Work instructions | For each line below that includes the string "visible", show the whole line.

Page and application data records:
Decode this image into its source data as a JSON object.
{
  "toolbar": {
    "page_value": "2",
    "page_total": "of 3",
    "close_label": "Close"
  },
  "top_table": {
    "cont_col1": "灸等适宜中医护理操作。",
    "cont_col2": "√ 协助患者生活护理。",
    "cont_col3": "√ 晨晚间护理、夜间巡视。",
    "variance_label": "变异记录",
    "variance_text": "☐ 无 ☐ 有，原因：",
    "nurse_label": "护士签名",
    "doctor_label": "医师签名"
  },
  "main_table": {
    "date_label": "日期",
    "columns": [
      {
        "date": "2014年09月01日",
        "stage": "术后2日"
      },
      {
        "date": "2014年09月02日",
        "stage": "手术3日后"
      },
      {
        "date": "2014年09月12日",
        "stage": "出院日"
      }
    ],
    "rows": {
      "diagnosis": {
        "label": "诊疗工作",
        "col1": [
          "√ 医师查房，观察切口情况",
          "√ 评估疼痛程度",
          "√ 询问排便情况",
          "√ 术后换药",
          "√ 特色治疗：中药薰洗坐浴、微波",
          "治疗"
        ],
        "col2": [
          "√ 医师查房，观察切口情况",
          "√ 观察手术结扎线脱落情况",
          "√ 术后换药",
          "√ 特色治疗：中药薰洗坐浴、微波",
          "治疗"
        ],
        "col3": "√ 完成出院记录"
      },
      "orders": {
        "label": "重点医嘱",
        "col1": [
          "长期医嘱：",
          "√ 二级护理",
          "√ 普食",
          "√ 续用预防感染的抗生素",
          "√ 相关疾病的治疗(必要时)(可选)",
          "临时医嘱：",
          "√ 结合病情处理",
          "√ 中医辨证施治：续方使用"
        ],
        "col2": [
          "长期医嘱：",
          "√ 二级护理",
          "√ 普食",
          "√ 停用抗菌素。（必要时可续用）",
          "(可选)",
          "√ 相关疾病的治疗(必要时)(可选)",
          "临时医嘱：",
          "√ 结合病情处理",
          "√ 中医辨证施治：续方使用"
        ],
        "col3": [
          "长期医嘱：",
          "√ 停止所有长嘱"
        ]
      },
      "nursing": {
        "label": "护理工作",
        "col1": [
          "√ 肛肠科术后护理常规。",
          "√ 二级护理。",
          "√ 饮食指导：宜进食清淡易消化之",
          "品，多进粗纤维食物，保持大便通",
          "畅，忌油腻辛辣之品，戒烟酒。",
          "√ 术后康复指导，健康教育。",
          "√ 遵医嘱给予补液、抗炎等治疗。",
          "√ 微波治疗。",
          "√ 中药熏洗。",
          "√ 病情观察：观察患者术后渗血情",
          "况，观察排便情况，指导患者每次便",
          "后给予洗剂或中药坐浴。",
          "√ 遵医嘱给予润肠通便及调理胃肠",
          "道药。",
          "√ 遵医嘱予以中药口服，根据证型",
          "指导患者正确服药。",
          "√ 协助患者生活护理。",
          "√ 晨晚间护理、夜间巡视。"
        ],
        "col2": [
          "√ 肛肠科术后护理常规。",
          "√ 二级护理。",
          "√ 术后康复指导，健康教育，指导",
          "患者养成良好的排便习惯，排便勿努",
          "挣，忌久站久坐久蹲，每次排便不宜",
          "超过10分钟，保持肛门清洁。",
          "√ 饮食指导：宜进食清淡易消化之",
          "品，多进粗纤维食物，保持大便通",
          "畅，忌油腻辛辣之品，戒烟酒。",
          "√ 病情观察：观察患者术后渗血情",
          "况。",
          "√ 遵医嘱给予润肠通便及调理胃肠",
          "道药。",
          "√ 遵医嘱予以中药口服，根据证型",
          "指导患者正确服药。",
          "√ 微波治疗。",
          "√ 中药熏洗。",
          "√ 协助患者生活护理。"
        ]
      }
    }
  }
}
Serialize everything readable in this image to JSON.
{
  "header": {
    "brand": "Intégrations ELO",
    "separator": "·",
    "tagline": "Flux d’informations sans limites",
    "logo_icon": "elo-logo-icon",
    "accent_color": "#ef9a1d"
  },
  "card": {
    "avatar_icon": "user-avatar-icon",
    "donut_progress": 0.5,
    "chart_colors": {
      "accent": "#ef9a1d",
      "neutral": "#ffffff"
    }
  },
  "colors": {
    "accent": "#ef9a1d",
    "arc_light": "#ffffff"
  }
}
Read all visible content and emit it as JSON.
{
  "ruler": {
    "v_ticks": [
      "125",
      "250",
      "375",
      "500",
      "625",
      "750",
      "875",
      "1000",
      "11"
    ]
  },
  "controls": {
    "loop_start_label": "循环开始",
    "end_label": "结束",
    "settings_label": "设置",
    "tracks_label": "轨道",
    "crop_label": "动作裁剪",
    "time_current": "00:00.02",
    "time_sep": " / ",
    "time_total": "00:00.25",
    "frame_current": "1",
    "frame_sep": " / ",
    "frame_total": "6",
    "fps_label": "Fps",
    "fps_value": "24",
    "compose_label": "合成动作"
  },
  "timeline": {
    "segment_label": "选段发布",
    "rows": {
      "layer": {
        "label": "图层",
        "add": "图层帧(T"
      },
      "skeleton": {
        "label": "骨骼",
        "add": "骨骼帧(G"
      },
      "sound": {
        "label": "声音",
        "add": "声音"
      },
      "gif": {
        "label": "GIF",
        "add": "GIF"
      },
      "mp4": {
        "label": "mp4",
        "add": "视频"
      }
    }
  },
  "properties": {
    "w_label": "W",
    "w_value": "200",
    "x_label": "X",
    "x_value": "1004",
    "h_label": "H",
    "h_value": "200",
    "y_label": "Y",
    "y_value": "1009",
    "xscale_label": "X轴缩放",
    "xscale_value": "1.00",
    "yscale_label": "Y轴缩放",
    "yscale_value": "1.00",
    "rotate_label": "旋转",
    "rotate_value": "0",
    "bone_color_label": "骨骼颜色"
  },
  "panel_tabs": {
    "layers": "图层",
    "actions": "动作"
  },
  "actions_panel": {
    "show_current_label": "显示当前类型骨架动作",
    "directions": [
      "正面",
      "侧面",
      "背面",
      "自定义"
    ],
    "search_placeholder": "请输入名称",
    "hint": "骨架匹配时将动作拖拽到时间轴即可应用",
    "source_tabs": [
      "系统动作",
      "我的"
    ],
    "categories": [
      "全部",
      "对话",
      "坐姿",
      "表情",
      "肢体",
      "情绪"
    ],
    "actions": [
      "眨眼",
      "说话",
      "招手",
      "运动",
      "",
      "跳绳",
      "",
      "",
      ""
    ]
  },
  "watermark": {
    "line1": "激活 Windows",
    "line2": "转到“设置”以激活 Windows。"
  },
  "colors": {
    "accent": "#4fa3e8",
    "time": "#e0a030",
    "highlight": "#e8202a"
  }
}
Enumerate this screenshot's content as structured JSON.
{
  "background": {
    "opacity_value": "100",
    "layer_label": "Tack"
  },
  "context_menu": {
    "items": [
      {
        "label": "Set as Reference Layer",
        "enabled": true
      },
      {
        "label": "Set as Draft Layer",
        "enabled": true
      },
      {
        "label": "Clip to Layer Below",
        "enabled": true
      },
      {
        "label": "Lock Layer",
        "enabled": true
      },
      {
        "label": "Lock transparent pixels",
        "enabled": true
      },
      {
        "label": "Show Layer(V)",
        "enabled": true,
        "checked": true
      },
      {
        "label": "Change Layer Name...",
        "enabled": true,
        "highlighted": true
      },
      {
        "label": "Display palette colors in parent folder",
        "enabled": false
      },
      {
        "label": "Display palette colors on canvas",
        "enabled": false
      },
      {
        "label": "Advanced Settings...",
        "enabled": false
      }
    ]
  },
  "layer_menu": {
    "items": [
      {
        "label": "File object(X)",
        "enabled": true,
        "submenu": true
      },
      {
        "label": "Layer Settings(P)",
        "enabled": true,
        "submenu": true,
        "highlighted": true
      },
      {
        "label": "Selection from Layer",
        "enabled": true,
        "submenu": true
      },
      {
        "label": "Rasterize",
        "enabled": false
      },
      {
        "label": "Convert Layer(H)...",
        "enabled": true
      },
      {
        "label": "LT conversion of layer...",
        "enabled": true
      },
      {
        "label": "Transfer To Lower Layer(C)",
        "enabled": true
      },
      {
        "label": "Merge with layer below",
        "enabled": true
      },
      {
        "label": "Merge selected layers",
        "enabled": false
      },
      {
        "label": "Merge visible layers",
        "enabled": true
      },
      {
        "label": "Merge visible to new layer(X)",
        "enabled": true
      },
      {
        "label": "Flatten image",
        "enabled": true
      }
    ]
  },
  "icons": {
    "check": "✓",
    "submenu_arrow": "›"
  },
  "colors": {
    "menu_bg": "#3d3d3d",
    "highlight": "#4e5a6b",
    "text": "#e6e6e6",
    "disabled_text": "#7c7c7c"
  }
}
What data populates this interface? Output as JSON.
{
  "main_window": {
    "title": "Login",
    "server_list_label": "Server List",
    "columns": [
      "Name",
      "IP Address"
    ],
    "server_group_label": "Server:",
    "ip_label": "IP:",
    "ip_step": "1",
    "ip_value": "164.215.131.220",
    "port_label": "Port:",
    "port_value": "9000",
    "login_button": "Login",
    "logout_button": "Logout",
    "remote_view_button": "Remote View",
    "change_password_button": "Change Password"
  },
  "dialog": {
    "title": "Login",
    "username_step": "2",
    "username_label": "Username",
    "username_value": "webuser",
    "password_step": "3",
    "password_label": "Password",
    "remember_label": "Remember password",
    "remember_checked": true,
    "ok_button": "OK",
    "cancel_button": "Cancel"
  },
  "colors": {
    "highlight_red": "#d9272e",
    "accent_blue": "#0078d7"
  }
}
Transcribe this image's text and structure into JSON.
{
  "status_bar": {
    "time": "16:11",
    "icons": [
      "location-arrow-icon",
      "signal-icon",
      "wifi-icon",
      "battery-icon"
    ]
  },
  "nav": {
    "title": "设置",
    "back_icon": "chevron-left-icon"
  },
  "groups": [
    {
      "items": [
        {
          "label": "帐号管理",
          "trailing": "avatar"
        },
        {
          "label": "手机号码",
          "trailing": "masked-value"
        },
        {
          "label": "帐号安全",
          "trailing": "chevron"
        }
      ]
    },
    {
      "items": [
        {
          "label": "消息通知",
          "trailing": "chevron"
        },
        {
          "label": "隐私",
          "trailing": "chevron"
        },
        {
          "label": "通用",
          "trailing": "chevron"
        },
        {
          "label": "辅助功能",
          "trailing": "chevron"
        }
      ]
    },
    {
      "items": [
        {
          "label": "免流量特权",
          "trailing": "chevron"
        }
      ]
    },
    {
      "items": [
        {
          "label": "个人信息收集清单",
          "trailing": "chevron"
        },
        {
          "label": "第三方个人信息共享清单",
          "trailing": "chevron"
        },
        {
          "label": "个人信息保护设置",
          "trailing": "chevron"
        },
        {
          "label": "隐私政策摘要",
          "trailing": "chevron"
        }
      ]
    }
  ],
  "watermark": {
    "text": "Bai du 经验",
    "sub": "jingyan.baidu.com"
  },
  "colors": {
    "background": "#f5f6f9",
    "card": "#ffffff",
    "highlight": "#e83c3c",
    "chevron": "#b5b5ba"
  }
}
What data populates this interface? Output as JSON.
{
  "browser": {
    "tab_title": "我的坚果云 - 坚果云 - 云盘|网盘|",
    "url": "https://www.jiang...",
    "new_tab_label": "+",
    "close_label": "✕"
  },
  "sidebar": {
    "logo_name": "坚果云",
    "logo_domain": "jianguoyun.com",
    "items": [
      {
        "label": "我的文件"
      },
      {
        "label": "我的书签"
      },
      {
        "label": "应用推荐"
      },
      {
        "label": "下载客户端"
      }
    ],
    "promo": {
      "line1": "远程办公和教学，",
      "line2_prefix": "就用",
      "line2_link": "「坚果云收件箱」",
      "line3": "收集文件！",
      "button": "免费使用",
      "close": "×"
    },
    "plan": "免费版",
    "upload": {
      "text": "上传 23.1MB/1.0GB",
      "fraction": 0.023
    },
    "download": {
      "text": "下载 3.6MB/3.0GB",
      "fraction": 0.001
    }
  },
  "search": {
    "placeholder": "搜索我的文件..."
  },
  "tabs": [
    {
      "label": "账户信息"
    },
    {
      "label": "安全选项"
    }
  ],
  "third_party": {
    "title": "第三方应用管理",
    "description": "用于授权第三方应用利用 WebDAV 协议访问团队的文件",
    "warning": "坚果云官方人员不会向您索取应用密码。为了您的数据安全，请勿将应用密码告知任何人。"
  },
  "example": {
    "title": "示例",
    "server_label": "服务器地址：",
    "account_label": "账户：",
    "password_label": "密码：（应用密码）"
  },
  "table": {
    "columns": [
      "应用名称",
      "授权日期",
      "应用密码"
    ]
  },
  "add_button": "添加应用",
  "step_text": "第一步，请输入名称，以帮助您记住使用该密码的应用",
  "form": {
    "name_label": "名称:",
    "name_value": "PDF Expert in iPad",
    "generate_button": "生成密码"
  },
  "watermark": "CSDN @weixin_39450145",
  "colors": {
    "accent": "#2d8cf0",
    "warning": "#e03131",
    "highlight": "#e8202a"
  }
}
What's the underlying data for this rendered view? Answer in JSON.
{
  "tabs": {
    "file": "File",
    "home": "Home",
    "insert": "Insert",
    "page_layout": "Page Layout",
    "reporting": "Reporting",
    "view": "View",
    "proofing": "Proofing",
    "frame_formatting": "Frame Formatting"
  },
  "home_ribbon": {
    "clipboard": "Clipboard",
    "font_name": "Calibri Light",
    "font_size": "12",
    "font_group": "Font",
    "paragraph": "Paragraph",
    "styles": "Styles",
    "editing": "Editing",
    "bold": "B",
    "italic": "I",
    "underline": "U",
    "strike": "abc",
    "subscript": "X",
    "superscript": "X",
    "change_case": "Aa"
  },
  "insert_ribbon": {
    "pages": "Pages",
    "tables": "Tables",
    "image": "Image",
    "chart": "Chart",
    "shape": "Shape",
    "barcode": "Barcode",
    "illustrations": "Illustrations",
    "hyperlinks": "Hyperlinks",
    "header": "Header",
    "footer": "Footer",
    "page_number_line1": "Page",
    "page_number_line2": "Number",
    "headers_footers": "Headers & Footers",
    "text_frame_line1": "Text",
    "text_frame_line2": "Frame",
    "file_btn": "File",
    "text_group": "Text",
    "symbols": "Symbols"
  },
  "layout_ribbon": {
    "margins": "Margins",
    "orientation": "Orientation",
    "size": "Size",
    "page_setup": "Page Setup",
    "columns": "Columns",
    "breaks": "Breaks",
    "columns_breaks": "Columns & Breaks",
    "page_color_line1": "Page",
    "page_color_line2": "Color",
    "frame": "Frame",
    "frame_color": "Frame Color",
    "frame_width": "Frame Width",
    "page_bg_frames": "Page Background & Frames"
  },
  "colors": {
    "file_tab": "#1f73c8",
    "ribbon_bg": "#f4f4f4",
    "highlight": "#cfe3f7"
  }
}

Task response |
Read all visible content and emit it as JSON.
        "label": "Merge visible layers",
        "label": "Merge visible to new layer(X)",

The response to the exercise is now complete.